Over the last few years we have seen rafts of employment legislation around discrimination, diversity as well as disability and increasing moves to encourage fathers to take paternity leave. Last year we saw significant developments in case law around the subject of obesity and the notion that this could now fall under the Equality Act and the need for employers to make reasonable adjustments.

However, there is a taboo subject that many believe could be a major topic in the next few years – namely the menopause and the way in which its symptoms impact on women in the workplace and employers, specifically those in the private sector need to wake up to the issue and recognise that burying their heads in the sand in not going to make the problem disappear.

Credit where it’s due….the public sector has embraced this subject and put processes in place including risk assessments and potential changes to working arrangements in the form of reasonable adjustments. You only need to google “menopause” and “reasonable adjustments” and you will be greeted by public sector organisations proud to showcase on line their policies and arrangements.

We now have more women than ever in the workplace and probably working longer. Everyone is concentrating on the gender gap and the equality of pay between men and women but the reality is that women are reluctant to speak to employers about the menopause because they are concerned that it is tantamount to committing professional career suicide but still, everyone is obsessed with the gender gap and many women feel that their career development prospects cease to exist in their 50s.

If an employee is clinically obese, the employer is obliged to make reasonable adjustments and these may include

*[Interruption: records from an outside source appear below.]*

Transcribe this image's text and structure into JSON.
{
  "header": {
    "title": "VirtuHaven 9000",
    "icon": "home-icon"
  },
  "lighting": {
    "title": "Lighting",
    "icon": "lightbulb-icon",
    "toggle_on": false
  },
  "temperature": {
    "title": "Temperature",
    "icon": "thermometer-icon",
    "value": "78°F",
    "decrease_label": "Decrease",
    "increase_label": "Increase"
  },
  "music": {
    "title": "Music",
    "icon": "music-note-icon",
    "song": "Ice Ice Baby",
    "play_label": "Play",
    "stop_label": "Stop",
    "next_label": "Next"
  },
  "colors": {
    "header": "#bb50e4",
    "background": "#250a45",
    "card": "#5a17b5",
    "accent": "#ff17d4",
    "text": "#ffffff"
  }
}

– enabling the employee to park closer to the entrance

– making special arrangements for fire evacuation

– look at providing special load bearing furniture

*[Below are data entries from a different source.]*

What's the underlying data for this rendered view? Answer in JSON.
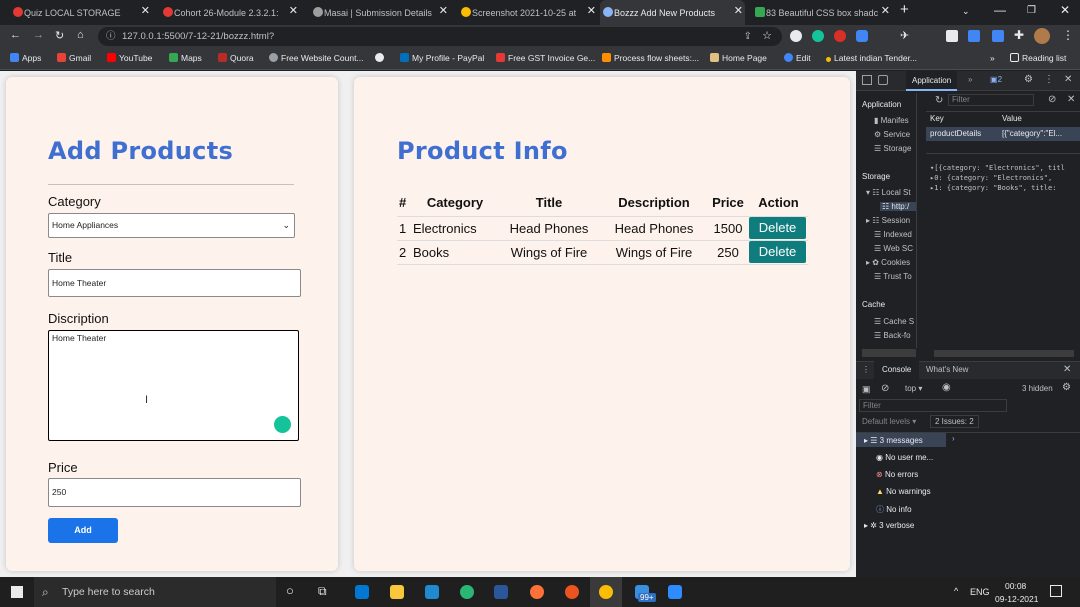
{
  "tabs": [
    {
      "title": "Quiz LOCAL STORAGE",
      "active": false
    },
    {
      "title": "Cohort 26-Module 2.3.2.1:",
      "active": false
    },
    {
      "title": "Masai | Submission Details",
      "active": false
    },
    {
      "title": "Screenshot 2021-10-25 at",
      "active": false
    },
    {
      "title": "Bozzz Add New Products",
      "active": true
    },
    {
      "title": "83 Beautiful CSS box shadc",
      "active": false
    }
  ],
  "address": {
    "url": "127.0.0.1:5500/7-12-21/bozzz.html?"
  },
  "bookmarks": [
    "Apps",
    "Gmail",
    "YouTube",
    "Maps",
    "Quora",
    "Free Website Count...",
    "",
    "My Profile - PayPal",
    "Free GST Invoice Ge...",
    "Process flow sheets:...",
    "Home Page",
    "Edit",
    "Latest indian Tender...",
    "Reading list"
  ],
  "form": {
    "heading": "Add Products",
    "category_label": "Category",
    "category_value": "Home Appliances",
    "title_label": "Title",
    "title_value": "Home Theater",
    "description_label": "Discription",
    "description_value": "Home Theater",
    "price_label": "Price",
    "price_value": "250",
    "add_label": "Add"
  },
  "products": {
    "heading": "Product Info",
    "columns": [
      "#",
      "Category",
      "Title",
      "Description",
      "Price",
      "Action"
    ],
    "rows": [
      {
        "num": "1",
        "category": "Electronics",
        "title": "Head Phones",
        "description": "Head Phones",
        "price": "1500",
        "action": "Delete"
      },
      {
        "num": "2",
        "category": "Books",
        "title": "Wings of Fire",
        "description": "Wings of Fire",
        "price": "250",
        "action": "Delete"
      }
    ]
  },
  "devtools": {
    "tab": "Application",
    "badge": "2",
    "filter_placeholder": "Filter",
    "section_app": "Application",
    "app_items": [
      "Manifes",
      "Service",
      "Storage"
    ],
    "section_storage": "Storage",
    "storage_items": [
      "Local St",
      "http:/",
      "Session",
      "Indexed",
      "Web SC",
      "Cookies",
      "Trust To"
    ],
    "section_cache": "Cache",
    "cache_items": [
      "Cache S",
      "Back-fo"
    ],
    "kv_key": "Key",
    "kv_value": "Value",
    "kv_row_key": "productDetails",
    "kv_row_value": "[{\"category\":\"El...",
    "preview": [
      "▾[{category: \"Electronics\", titl",
      "  ▸0: {category: \"Electronics\", ",
      "  ▸1: {category: \"Books\", title:"
    ],
    "console_tabs": [
      "Console",
      "What's New"
    ],
    "console_context": "top",
    "console_hidden": "3 hidden",
    "console_filter": "Filter",
    "default_levels": "Default levels",
    "issues": "2 Issues: 2",
    "messages": [
      "3 messages",
      "No user me...",
      "No errors",
      "No warnings",
      "No info",
      "3 verbose"
    ]
  },
  "taskbar": {
    "search": "Type here to search",
    "lang": "ENG",
    "time": "00:08",
    "date": "09-12-2021",
    "badge": "99+"
  },
  "colors": {
    "accent_heading": "#3f6fd1",
    "add_button": "#1a73e8",
    "delete_button": "#0f7d7d",
    "card_bg": "#fdf2ec"
  }
}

– considering where their desk is in relation to a lift or being based on ground floor etc.

Can you imagine a woman in her mid 50s walking into a meeting and apologising for being late saying that she had a bad night with hot flushes. The situation is unlikely to happen because most women would be too embarrassed to draw attention to the issues caused by the menopause.

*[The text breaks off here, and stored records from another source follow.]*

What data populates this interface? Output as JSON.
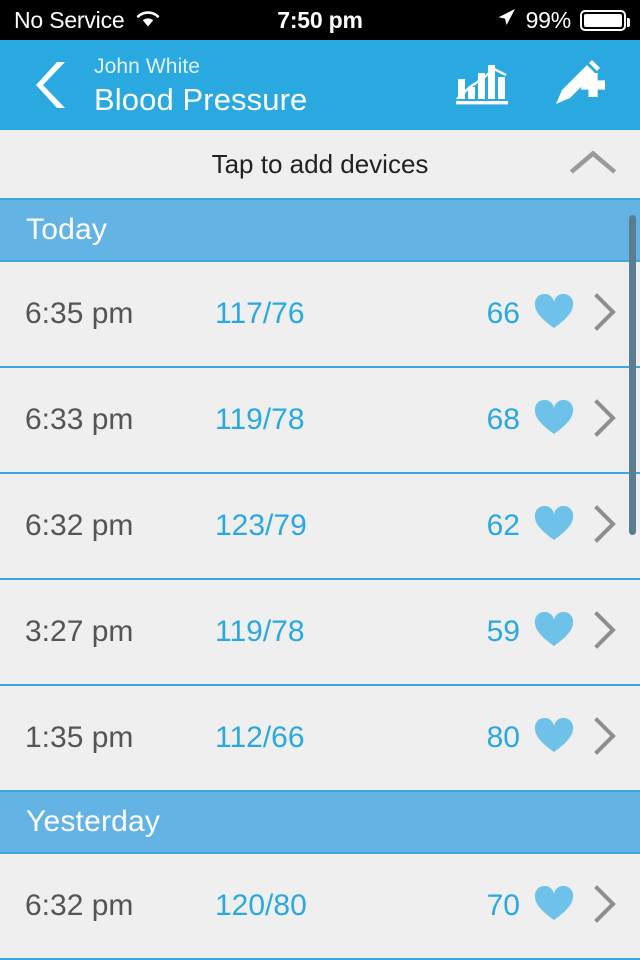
{
  "status_bar": {
    "carrier": "No Service",
    "wifi_icon": "wifi-icon",
    "time": "7:50 pm",
    "location_icon": "location-arrow-icon",
    "battery_percent": "99%",
    "battery_icon": "battery-full-icon"
  },
  "nav": {
    "back_icon": "chevron-left-icon",
    "subtitle": "John White",
    "title": "Blood Pressure",
    "chart_icon": "bar-chart-icon",
    "add_entry_icon": "pencil-plus-icon"
  },
  "devices": {
    "label": "Tap to add devices",
    "collapse_icon": "chevron-up-icon"
  },
  "sections": [
    {
      "title": "Today",
      "rows": [
        {
          "time": "6:35 pm",
          "bp": "117/76",
          "pulse": "66",
          "heart_icon": "heart-icon",
          "disclosure_icon": "chevron-right-icon"
        },
        {
          "time": "6:33 pm",
          "bp": "119/78",
          "pulse": "68",
          "heart_icon": "heart-icon",
          "disclosure_icon": "chevron-right-icon"
        },
        {
          "time": "6:32 pm",
          "bp": "123/79",
          "pulse": "62",
          "heart_icon": "heart-icon",
          "disclosure_icon": "chevron-right-icon"
        },
        {
          "time": "3:27 pm",
          "bp": "119/78",
          "pulse": "59",
          "heart_icon": "heart-icon",
          "disclosure_icon": "chevron-right-icon"
        },
        {
          "time": "1:35 pm",
          "bp": "112/66",
          "pulse": "80",
          "heart_icon": "heart-icon",
          "disclosure_icon": "chevron-right-icon"
        }
      ]
    },
    {
      "title": "Yesterday",
      "rows": [
        {
          "time": "6:32 pm",
          "bp": "120/80",
          "pulse": "70",
          "heart_icon": "heart-icon",
          "disclosure_icon": "chevron-right-icon"
        }
      ]
    }
  ],
  "colors": {
    "nav_blue": "#29a9e0",
    "section_blue": "#63b4e5",
    "separator_blue": "#3fa9dc",
    "row_background": "#efefef",
    "value_blue": "#29a9e0",
    "heart_blue": "#6ec2ea",
    "time_gray": "#555555",
    "chevron_gray": "#8e8e8e",
    "scrollbar": "#5b7d93",
    "status_bar_background": "#000000"
  }
}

So why are employers lagging behind in recognising the need to make reasonable adjustments as far as the menopause is concerned? Is it because women say they don’t see any point in making a fuss and just get on with it even going to great lengths to hide their symptoms? However, this attitude is contributing to the fact that employers are either not taking it seriously or don’t recognise that we aren’t too far away from the menopause being the next big issue on the employment law agenda following disability, obesity and gender pay gap.

The menopause can happen at any time between 45 and 55 but according to medical research the average age in the UK is 52. It can lead to changes in a women’s health and affect how a woman does her work and interacts with line management and colleagues. Whilst some women notice no symptoms, about 80% experience noticeable changes finding symptoms difficult to deal with. The symptoms most likely to manifest are hot flushes, headaches, tiredness, lack of energy,sweating, anxiety panic attacks, mood swings, lack of concentration and short term memory. These symptoms can last anything from a few months to several years.

The sum effect is reduced sense of worth and reduced self confidence leaving women in their 50s thinking that their career development prospects are reduced and yet possibly facing the prospect of staying in work till they’re in their mid or late 60s.

Even if the employer doesn’t want to acknowledge the menopause, they should at least recognise that by failing to investigate the effect of the menopause in relation to performance and capability assessment, they are risking an action of sex discrimination which, being glass half empty – is uncapped damages and the likelihood of some unpleasant media attention. Everyone knows how the media are only interested in taking their seat at Tribunal hearings which are going to generate some lively headlines and love stories about high earning women in the City claiming sex discrimination when it all goes wrong when they return after maternity.

Many organisations have already done excellent work in the form of recognising the issue and putting in place reasonable adjustments such as flexible or home working, access to fans and better ventilation etc. However, there are examples of where women doing physical jobs have had adjustments in terms of the type of material used for overalls to reduce sweating and temperature fluctuations as well as issues faced by women doing driving jobs who may need to go to the loo more frequently.

Access to fans, better ventilation and air quality also pose issues given that body temperature rises immediately by 5 degrees during a hot flush.

As long as this remains a taboo subject, women experiencing menopause symptoms may feel awkward or face ridicule and therefore reluctant to discus their specific needs with their employer. Or – will they just pass the symptoms off as something else……If organisations want to be serious about retaining female talent rather than mere lips service and gaining benefit from female maturity in the workplace, we must all be more willing to discuss the issue openly.

Greater awareness through seminars, training and better availability of guidelines will all contribute to putting this subject on the agenda but in the meantime, we are aware that the menopause would fall under direct sex discrimination. But it is only a matter of time before a serious menopause issue impacting on a dismissal in the workplace finds itself in an Employment Tribunal and then it becomes tomorrow’s news and case law precedent.